Scholz urges Gaza ceasefire ahead of meeting with Israel's Netanyahu

Germany's Chancellor Olaf Scholz (L) speaks with Jordan's King Abdullah II (R) during their meeting. Sandra Steins/BPA/dpa
Germany's Chancellor Olaf Scholz (L) speaks with Jordan's King Abdullah II (R) during their meeting. Sandra Steins/BPA/dpa

German Chancellor Olaf Scholz called for an urgent ceasefire in the Gaza War on Sunday after meeting Jordan's King Abdullah in the southern Jordanian port of Aqaba.

On his second visit to the region since the war started, the German chancellor came out against an Israeli ground offensive into Rafah in the south of the Gaza Strip.

"It is absolutely clear that we now have to do everything to prevent the situation becoming worse than it already is," Scholz said.

"I believe that a large number of casualties from an offensive of this kind would make all peaceful development extremely difficult," he said. "Many people in Israel as well know this."

Scholz's comments came just hours ahead of a scheduled meeting with Israeli Prime Minister Benjamin Netanyahu, who again defiantly rejected international calls for an end to the Gaza War and stuck by plans for a ground attack on Rafah.

The focus of Scholz's meeting with Netanyahu is expected to focus on Israeli preparations to attack Rafah, which is crammed with more than 1 million Palestinians who had fled attacks elsewhere in Gaza, and the German chancellor's urgent warning against such an attack.

Rafah lies directly on the border with Egypt, and many of the people now living there are sheltering in tents and other provisional accommodations.

King Abdullah II of Jordan on Sunday warned of the "tragic" humanitarian situation in the Gaza Strip during his meeting with Scholz, the Jordanian royal court said, and underlined the importance of intensified efforts to protect civilians and provide "adequate and sustainable" aid to people in the densely populated Gaza Strip.

The king "stressed the necessity of the international community to reach an immediate and permanent ceasefire in the strip," the court added in a statement.

Scholz repeated the German government position that Israel had every right to defend itself against attacks launched by the Palestinian militant group Hamas, but said this should not result in the many people in Gaza who had fled to Rafah being directly threatened by military action.

"For that reason, I have made very clear, exactly the way the US president has done, that we find that this is something where one has to do everything very, very, very carefully so as to avoid further high casualty figures," Scholz said.

Referring to a planned resumption of indirect talks on a provisional ceasefire, Scholz said that the possibility of a longer ceasefire needed to be firmed up.

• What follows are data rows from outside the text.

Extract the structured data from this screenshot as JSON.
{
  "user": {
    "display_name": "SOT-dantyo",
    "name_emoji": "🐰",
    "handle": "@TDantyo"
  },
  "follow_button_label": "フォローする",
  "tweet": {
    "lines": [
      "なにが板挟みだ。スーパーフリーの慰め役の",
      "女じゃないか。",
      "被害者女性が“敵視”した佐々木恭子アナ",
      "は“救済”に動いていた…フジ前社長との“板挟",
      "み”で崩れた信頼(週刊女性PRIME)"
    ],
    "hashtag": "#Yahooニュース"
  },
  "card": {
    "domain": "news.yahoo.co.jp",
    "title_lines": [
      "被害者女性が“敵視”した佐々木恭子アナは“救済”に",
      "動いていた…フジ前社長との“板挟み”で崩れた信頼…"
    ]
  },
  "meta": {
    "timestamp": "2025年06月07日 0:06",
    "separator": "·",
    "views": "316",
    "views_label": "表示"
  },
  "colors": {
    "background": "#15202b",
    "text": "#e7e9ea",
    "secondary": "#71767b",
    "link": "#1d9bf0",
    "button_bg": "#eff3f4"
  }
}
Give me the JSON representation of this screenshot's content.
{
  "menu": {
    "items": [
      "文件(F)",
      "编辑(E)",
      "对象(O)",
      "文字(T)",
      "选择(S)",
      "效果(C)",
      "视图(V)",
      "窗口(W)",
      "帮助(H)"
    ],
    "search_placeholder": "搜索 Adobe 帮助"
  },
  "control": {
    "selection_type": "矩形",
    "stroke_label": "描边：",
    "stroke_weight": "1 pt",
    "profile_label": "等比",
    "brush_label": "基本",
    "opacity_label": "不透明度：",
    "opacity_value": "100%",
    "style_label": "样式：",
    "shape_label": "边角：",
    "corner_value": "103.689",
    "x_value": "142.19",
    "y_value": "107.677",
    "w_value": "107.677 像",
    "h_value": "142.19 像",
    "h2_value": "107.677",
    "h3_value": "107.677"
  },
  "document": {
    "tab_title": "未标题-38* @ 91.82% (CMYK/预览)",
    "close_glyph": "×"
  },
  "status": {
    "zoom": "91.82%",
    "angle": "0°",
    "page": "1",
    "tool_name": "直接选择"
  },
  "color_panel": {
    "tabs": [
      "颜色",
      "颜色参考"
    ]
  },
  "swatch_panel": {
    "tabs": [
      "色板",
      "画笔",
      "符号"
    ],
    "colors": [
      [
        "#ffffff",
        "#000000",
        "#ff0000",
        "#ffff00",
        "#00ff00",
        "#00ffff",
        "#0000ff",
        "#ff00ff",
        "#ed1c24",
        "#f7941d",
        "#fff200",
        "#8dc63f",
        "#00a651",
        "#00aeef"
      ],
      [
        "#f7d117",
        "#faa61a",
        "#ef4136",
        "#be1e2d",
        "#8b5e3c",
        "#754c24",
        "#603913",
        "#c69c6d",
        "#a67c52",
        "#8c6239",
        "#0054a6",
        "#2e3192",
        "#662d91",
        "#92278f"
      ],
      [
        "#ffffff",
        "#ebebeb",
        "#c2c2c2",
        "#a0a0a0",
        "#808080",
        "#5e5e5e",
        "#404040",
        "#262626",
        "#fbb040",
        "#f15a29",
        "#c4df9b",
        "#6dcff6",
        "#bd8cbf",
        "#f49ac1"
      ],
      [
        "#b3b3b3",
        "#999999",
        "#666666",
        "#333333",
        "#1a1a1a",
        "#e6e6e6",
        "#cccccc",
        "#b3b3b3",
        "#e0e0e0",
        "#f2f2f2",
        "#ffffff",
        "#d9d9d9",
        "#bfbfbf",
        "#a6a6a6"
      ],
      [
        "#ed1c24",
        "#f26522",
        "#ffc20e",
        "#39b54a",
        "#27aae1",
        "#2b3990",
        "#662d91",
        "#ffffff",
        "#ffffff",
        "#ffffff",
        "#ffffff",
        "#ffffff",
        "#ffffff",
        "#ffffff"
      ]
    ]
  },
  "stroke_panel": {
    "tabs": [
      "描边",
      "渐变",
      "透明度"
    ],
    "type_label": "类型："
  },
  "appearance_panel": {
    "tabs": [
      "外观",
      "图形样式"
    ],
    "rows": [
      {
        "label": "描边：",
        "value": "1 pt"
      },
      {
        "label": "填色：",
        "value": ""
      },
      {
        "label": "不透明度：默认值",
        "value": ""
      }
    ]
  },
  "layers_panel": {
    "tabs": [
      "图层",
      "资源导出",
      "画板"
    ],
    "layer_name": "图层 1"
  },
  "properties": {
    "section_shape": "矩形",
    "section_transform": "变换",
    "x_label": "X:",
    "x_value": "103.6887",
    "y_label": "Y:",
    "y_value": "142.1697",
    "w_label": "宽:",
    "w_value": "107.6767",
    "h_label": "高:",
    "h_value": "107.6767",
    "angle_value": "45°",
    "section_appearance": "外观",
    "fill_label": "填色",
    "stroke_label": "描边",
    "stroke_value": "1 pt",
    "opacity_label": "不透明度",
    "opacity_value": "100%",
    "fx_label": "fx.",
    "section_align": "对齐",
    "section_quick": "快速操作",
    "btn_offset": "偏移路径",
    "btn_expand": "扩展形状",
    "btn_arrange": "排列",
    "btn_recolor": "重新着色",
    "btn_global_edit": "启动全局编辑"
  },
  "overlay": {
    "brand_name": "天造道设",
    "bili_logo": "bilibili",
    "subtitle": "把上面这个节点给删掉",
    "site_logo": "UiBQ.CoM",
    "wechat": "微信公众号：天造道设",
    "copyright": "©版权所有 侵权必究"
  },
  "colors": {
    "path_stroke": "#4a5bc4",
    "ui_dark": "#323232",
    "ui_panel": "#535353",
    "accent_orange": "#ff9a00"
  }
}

The Jordanian king called for standing firm against what he called extremist Jewish settlers' violence against Palestinians in the West Bank and violations against Islamic and Christian holy places in Jerusalem.

Jordan is the official custodian of Muslim and Christian holy sites in Jerusalem.

The war in Gaza was triggered on October 7 by a bloody terrorist attack on Israel led by Hamas militants and other extremist groups.

Although Germany supports the Israeli military operation against Hamas in principle, it has criticized the conduct of the war, which has already claimed the lives of many thousands of civilians.

A ceasefire that lasts "for the foreseeable future" is needed, Scholz said before his departure on Saturday.

Scholz is scheduled to meet President Isaac Herzog and War Cabinet Minister Benny Gantz as well as relatives of Israeli hostages being held in Gaza alongside Netanyahu.

Germany's Chancellor Olaf Scholz looks over a hotel parapet at Aqaba after a meeting with the Jordanian King ahead of his visit to Israel. Kay Nietfeld/dpa
Germany's Chancellor Olaf Scholz looks over a hotel parapet at Aqaba after a meeting with the Jordanian King ahead of his visit to Israel. Kay Nietfeld/dpa
Germany's Chancellor Olaf Scholz (C) comes out of the hotel in Aqaba for the onward journey to Isreal. Kay Nietfeld/dpa
Germany's Chancellor Olaf Scholz (C) comes out of the hotel in Aqaba for the onward journey to Isreal. Kay Nietfeld/dpa
Germany's Chancellor Olaf Scholz (C) comes out of the hotel in Aqaba for the onward journey to Isreal. Kay Nietfeld/dpa
Germany's Chancellor Olaf Scholz (C) comes out of the hotel in Aqaba for the onward journey to Isreal. Kay Nietfeld/dpa